*BRIEF*.
Copy out, from the entries below, each line that holds the string "improve".

::::::

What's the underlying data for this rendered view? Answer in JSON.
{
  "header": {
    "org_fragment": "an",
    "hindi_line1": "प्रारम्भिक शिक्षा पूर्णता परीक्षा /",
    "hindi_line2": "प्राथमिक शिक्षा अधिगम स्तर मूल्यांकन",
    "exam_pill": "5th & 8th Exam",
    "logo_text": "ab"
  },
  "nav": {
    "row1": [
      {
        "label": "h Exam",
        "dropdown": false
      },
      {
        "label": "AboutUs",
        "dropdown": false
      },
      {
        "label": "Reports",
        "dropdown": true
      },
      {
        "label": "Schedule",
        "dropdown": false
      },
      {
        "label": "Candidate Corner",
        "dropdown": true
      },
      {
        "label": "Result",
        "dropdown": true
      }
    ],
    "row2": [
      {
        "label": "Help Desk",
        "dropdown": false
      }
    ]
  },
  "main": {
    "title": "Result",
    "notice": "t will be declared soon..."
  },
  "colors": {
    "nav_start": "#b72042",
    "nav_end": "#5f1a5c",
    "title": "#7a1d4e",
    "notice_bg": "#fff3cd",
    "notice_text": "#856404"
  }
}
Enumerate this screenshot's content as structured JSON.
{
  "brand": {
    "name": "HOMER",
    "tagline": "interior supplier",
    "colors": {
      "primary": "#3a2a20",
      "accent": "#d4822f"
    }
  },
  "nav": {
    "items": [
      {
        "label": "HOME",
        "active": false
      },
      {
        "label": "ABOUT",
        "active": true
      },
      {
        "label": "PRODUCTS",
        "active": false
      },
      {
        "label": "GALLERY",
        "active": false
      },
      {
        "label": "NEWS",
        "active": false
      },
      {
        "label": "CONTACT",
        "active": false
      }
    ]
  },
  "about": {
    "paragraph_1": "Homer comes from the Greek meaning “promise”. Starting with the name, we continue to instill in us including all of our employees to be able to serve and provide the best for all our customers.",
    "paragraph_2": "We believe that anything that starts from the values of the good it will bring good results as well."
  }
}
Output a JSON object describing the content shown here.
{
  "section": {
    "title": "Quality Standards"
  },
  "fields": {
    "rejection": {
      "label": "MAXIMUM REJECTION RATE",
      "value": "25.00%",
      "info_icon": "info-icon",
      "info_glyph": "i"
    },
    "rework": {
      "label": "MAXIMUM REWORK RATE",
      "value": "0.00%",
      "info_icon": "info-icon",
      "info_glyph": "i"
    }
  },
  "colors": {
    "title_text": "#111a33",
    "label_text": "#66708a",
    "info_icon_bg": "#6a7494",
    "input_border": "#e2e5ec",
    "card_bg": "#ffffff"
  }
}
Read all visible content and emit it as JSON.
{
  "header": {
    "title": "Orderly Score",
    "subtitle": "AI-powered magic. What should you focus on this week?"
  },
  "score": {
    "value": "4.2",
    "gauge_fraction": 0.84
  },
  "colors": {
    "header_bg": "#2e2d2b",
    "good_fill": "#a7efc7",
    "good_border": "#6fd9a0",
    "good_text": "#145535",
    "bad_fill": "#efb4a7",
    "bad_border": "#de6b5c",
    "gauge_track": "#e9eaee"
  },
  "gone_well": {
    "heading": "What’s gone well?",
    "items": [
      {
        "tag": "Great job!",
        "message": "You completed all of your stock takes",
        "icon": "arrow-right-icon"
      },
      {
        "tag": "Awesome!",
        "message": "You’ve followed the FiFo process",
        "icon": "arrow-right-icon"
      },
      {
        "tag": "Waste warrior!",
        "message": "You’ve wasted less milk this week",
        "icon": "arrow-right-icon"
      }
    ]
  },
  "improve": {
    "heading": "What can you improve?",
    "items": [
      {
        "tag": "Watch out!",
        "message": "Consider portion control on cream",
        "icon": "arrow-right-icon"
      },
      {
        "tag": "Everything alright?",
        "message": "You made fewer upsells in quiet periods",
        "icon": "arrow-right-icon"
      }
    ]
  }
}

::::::

*RESULT*.
  "improve": {
    "heading": "What can you improve?",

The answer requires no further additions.